Straight out the TLP Test Kitchen, this simple chicken stock is a must-have staple in every Southern kitchen.
2 stalks of celery
2-4 tablespoons canola oil
1 tablespoon tomato paste
¼ cup white wine
2 pounds chicken bones
1 gallon cold water
2 bay leaves
5 whole peppercorns
5 thyme sprigs
5 parsley stems
Roughly chop onion, celery, and carrots. Sauté lightly in canola oil in a large stock pot until vegetables are tender. For lighter stocks (vegetable, fish) do not get any color on the mirepoix. If you want a darker stock (beef stock, chicken), sauté the mirepoix longer for caramelization. If you have additional vegetable scraps, you can add them at this stage. Be careful not to add anything that is too strong in flavor as that will overpower your stock. Good options include garlic, leeks, squash, zucchini, corn husks. Do not use bell peppers.

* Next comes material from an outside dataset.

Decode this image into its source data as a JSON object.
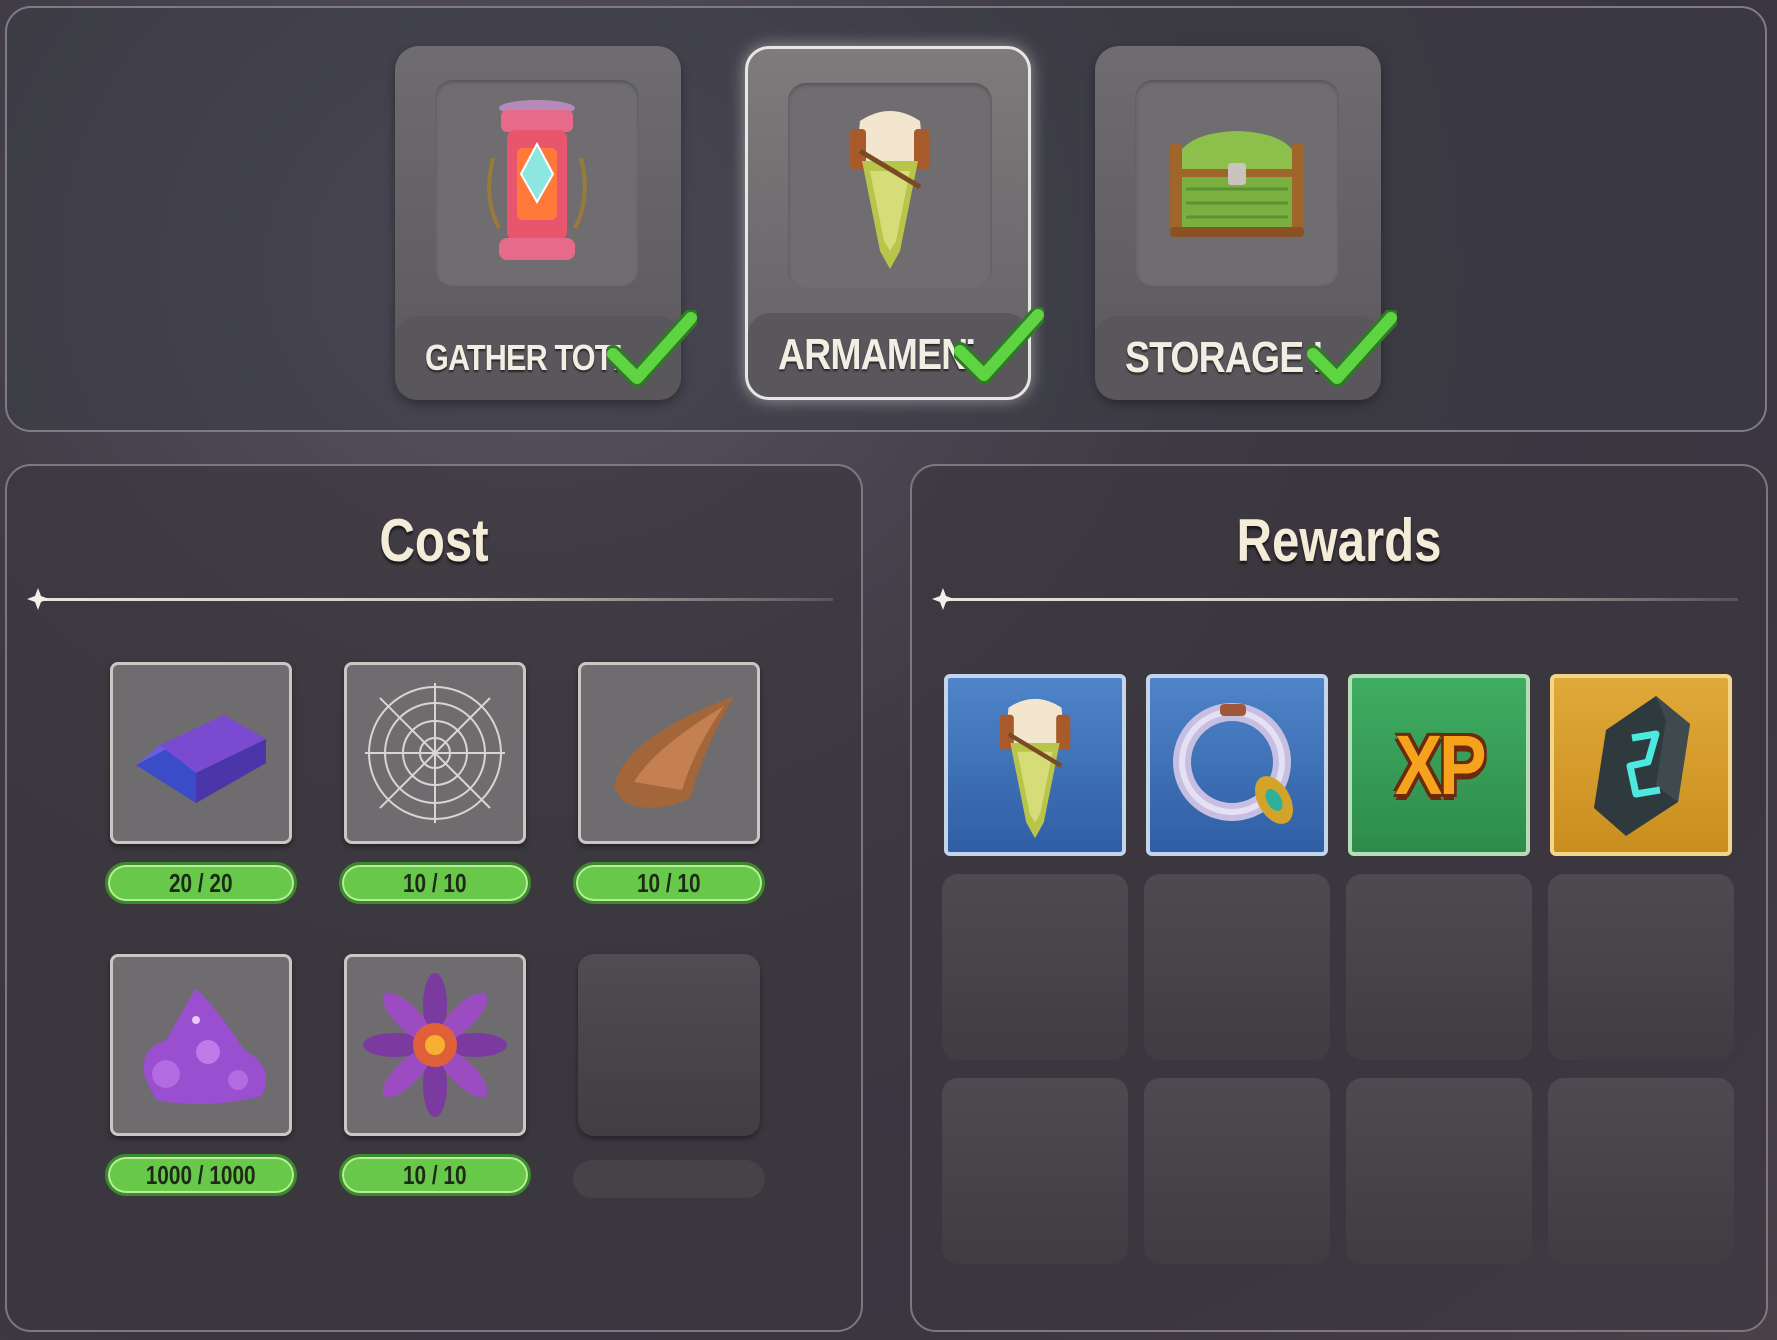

- Tomato Paste
Add paste and stir to coat the mirepoix. Sauté for one to two minutes to caramelize.
Add wine (or some acidic liquid—can be red wine if doing a darker stock) and stir to loosen from the bottom of the pot the crusts of flavor developed during the caramelization.
- Bouquet Garni, Bones, and Water
Add your herb sachet to the pot. Add meat bones to the pot. For darker stock, roast the bones beforehand for more color and richer flavor. Now add cold water to pot. This stops the cooking process and brings all ingredients to the same cold temperature together. Everything will cook consistently together as the temperature rises.
- Simmer and Skim
Bring the stock to a low simmer, but do not bring it to a high boil. This is too harsh for the delicate stock and ends up clouding your final end product. Skim the stock of any scum or oil that rises to the surface with a spoon and dispose. Depending on the level of flavor for the stock, your simmering time will vary. For chicken stock, 2 – 6 hours is necessary. For vegetable and fish stock, do not simmer longer than 40 to 60 minutes.
- Strain and Store
Strain the stock with a chinois or fine strainer, reserving the liquid. Stock can be stored for 2 – 3 days in your refrigerator or frozen for 3 months. Freezing the stock in ice cube trays can make it easy to pull a little stock for a quick glaze. When re-heating the stock, you can bring it to a slight boil and then reduce it to a simmer.
- from TLP Test Kitchen, Charleston, SC